Oh yes, the Aussies sure have their unique slang, which still baffles me and other travelers alike. In some parts of Australia, their accent mixed with the Aussie slang make understanding them a tad bit difficult. But yet, you can’t seem to get enough of it. At least it cracked me up when we were trying to carry out a conversation with this surfer dude, where I had to keep going, ‘ermm say it again?’.
Australia Slang, Aussie Slang, or Strine as it is sometimes called, is a reflection of the harsh Australian land, and the no-nonsense “lets get on with it” attitude of the Australian people.

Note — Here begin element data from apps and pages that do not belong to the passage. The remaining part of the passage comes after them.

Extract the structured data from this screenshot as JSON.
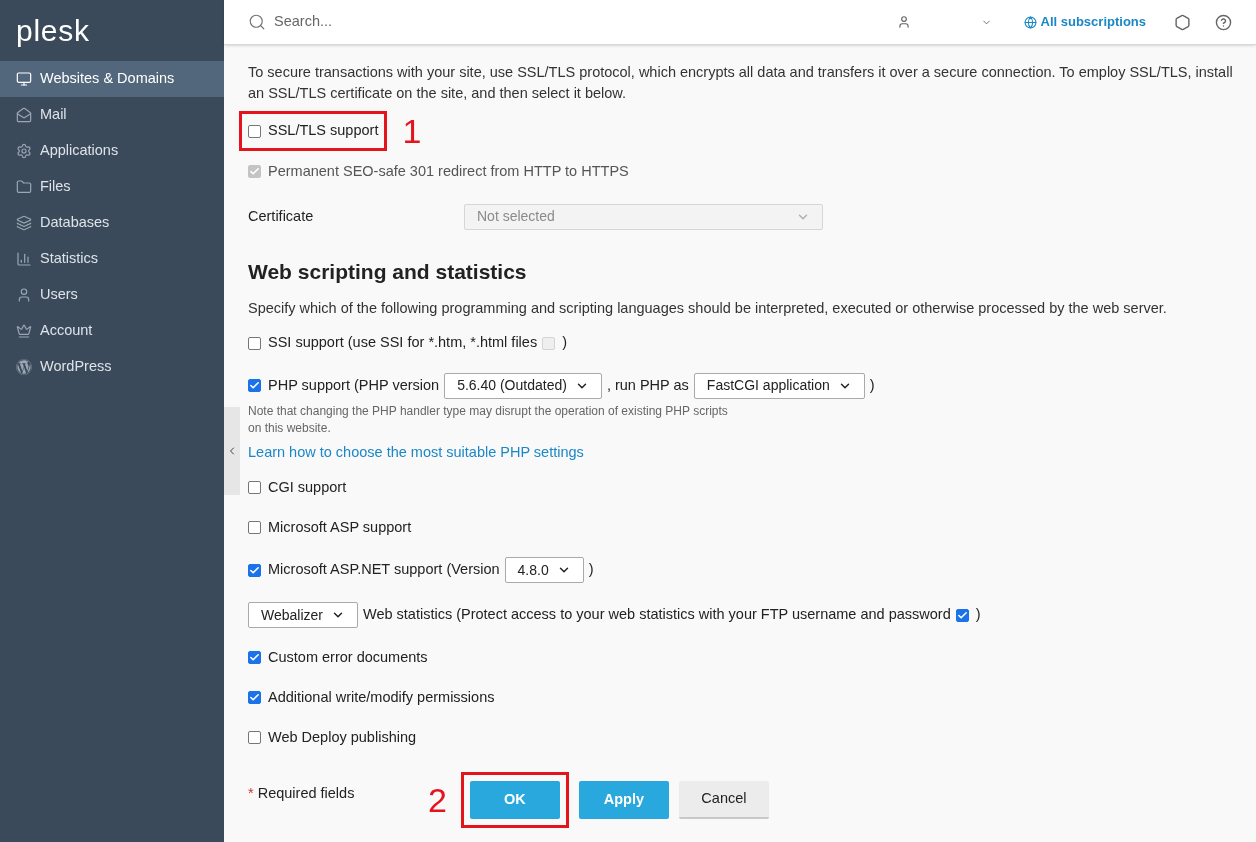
{
  "logo": "plesk",
  "sidebar": {
    "items": [
      {
        "label": "Websites & Domains",
        "selected": true
      },
      {
        "label": "Mail",
        "selected": false
      },
      {
        "label": "Applications",
        "selected": false
      },
      {
        "label": "Files",
        "selected": false
      },
      {
        "label": "Databases",
        "selected": false
      },
      {
        "label": "Statistics",
        "selected": false
      },
      {
        "label": "Users",
        "selected": false
      },
      {
        "label": "Account",
        "selected": false
      },
      {
        "label": "WordPress",
        "selected": false
      }
    ]
  },
  "topbar": {
    "search": {
      "placeholder": "Search..."
    },
    "subscriptions": "All subscriptions"
  },
  "ssl": {
    "description": "To secure transactions with your site, use SSL/TLS protocol, which encrypts all data and transfers it over a secure connection. To employ SSL/TLS, install an SSL/TLS certificate on the site, and then select it below.",
    "options": [
      {
        "label": "SSL/TLS support",
        "checked": false,
        "disabled": false,
        "callout": "1"
      },
      {
        "label": "Permanent SEO-safe 301 redirect from HTTP to HTTPS",
        "checked": true,
        "disabled": true
      }
    ],
    "certificate": {
      "label": "Certificate",
      "value": "Not selected",
      "disabled": true
    }
  },
  "scripting": {
    "title": "Web scripting and statistics",
    "description": "Specify which of the following programming and scripting languages should be interpreted, executed or otherwise processed by the web server.",
    "rows": [
      {
        "kind": "line",
        "parts": [
          {
            "kind": "checkbox",
            "checked": false,
            "disabled": false
          },
          {
            "kind": "text",
            "text": "SSI support (use SSI for *.htm, *.html files"
          },
          {
            "kind": "checkbox",
            "checked": false,
            "disabled": true
          },
          {
            "kind": "text",
            "text": ")"
          }
        ]
      },
      {
        "kind": "line",
        "parts": [
          {
            "kind": "checkbox",
            "checked": true,
            "disabled": false
          },
          {
            "kind": "text",
            "text": "PHP support (PHP version"
          },
          {
            "kind": "select",
            "value": "5.6.40 (Outdated)"
          },
          {
            "kind": "text",
            "text": ", run PHP as"
          },
          {
            "kind": "select",
            "value": "FastCGI application"
          },
          {
            "kind": "text",
            "text": ")"
          }
        ]
      },
      {
        "kind": "note",
        "text": "Note that changing the PHP handler type may disrupt the operation of existing PHP scripts on this website."
      },
      {
        "kind": "link",
        "text": "Learn how to choose the most suitable PHP settings"
      },
      {
        "kind": "line",
        "parts": [
          {
            "kind": "checkbox",
            "checked": false,
            "disabled": false
          },
          {
            "kind": "text",
            "text": "CGI support"
          }
        ]
      },
      {
        "kind": "line",
        "parts": [
          {
            "kind": "checkbox",
            "checked": false,
            "disabled": false
          },
          {
            "kind": "text",
            "text": "Microsoft ASP support"
          }
        ]
      },
      {
        "kind": "line",
        "parts": [
          {
            "kind": "checkbox",
            "checked": true,
            "disabled": false
          },
          {
            "kind": "text",
            "text": "Microsoft ASP.NET support (Version"
          },
          {
            "kind": "select",
            "value": "4.8.0"
          },
          {
            "kind": "text",
            "text": ")"
          }
        ]
      },
      {
        "kind": "line",
        "parts": [
          {
            "kind": "select",
            "value": "Webalizer"
          },
          {
            "kind": "text",
            "text": "Web statistics (Protect access to your web statistics with your FTP username and password"
          },
          {
            "kind": "checkbox",
            "checked": true,
            "disabled": false
          },
          {
            "kind": "text",
            "text": ")"
          }
        ]
      },
      {
        "kind": "line",
        "parts": [
          {
            "kind": "checkbox",
            "checked": true,
            "disabled": false
          },
          {
            "kind": "text",
            "text": "Custom error documents"
          }
        ]
      },
      {
        "kind": "line",
        "parts": [
          {
            "kind": "checkbox",
            "checked": true,
            "disabled": false
          },
          {
            "kind": "text",
            "text": "Additional write/modify permissions"
          }
        ]
      },
      {
        "kind": "line",
        "parts": [
          {
            "kind": "checkbox",
            "checked": false,
            "disabled": false
          },
          {
            "kind": "text",
            "text": "Web Deploy publishing"
          }
        ]
      }
    ]
  },
  "footer": {
    "required_mark": "*",
    "required": "Required fields",
    "buttons": [
      {
        "label": "OK",
        "kind": "primary",
        "callout": "2"
      },
      {
        "label": "Apply",
        "kind": "primary"
      },
      {
        "label": "Cancel",
        "kind": "secondary"
      }
    ]
  }
}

So a lot of corners are cut both with what we say and how we say it.
From ‘G’day mate!’ to ‘Onya’, the Aussie style of English is made up of colloquial expressions and slang phrases. So, to not look like a complete drongo, we’d better pick up some Aussie slang to get by in this land down under!
G’day is hullo, pronounced Gidday which is a shortened form of Good Day, and used mostly in informal situations.
Hooroo is Goodbye, pronounced as ‘ooroo’ and is used among friends.
Mate is Friend, mainly for males. Everyone in Australia is a mate, so they would often say “G’day mate” or “Thanks mate”.
Onya means Well Done, a shortened form of Good On You. The best “Aussieism” some say.
Adam’s ale means Water! Wonder who came up with that?!
Galoot refers to a foolish person – you don’t wanna hear people call you that!
Razoo is a fictitious coin made from brass. The term is usually used to indicate that someone has no money. “I haven’t got a brass razoo!”
Veg out is to relax and thing of, er, nothing.
Last but not least,
Drongo means a stupid, inept, awkward or embarrassing person, a dimwit or slow-witted person.
*Several slangs I’d found online are similar to the British, such as ‘bloke’, ‘back in a tic’, ‘I kid you not’ etc. The above slangs are usually used only by the Aussies.
So anyone knows any other Aussie slangs that might just make us chuckle?